This fact is a particularly good thing to explain to other members of the household, especially if money is tight. Also, it helps to explain that by being careful in some ways can mean more money to spend on really nice things, so yes it does help to turn off lights, turn off appliances such as televisions and computers when not in use, waiting for a full load before running washing machines, and manually turning on the Christmas lights for a few hours each evening (or use a timer) instead of having them on all day and night. Probably about one half of all household electricity use is needless: things being on when they don’t really need to be.
Other energy savings can be made by drawing curtains as soon as it gets dark, keeping doors closed in the warmest rooms of the house (to keep the heat where it is needed), and (if the home seems excessively warm sometimes) turning down the temperature setting on the heating system by a degree or two. Just wear an extra layer. On the other hand, be careful to find the balance between frugality and comfort. I’m a great believer in stockpiling fuel, so that supplies are there when the weather takes a nasty turn, as it did last week. Get supplies of turf, coal, wood or oil in now.
A significant amount of household energy goes in vehicle use, and especially at Christmas time with all those extra shopping trips and family visits. So rationalise travel. Ask yourself, is your journey really necessary? Hopefully by now, Christmas should be starting to become a much simpler affair, and a lot less stressful too.
My final comment is on waste. It takes energy to make things, even though it’s not part of your own personal fuel bill. It takes resources too, some of them scarce ones that one day will no longer be there.

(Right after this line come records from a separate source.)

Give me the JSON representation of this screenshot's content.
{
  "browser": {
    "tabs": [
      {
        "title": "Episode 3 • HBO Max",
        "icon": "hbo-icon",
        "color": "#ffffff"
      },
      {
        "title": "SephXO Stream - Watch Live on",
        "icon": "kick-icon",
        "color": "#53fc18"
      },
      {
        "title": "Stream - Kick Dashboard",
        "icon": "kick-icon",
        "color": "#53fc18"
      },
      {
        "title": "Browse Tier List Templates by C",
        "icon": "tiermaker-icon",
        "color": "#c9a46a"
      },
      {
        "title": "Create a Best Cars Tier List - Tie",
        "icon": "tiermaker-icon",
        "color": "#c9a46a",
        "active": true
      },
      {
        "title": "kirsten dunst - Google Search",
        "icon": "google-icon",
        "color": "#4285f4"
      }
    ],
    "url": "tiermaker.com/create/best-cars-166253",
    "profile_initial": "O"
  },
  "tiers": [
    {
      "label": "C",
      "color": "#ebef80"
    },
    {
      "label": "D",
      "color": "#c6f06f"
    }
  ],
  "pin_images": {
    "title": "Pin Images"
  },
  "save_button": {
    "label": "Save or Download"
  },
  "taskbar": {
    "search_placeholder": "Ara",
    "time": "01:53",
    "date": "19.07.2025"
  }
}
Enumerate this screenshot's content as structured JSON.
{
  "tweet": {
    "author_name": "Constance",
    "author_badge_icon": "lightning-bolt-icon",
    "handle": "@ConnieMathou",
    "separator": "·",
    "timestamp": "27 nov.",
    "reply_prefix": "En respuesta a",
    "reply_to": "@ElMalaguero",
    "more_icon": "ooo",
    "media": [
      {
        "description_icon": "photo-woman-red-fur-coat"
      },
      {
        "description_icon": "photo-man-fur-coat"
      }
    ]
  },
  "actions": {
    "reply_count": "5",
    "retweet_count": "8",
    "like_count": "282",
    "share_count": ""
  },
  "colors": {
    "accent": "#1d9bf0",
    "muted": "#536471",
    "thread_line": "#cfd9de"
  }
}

Wrapping and packaging makes up a large part of the resource-usage associated with the manufacture and distribution of the goods we buy. Much of this goes into landfill, and even the stuff that is supposed to be recycled often  ends up on an open refuse dump in some developing country, being hand sorted by barefooted children.
So this year, as part of your own personal campaign to reduce costs and reduce energy, why not aim to reduce waste too?  Be careful what you buy, because once you’ve bought it, it becomes your responsibility. Happy Christmas.

Andy Wilson
will be back in the New Year with further articles on energy use in the home. He can be contacted at 087 6714075 or at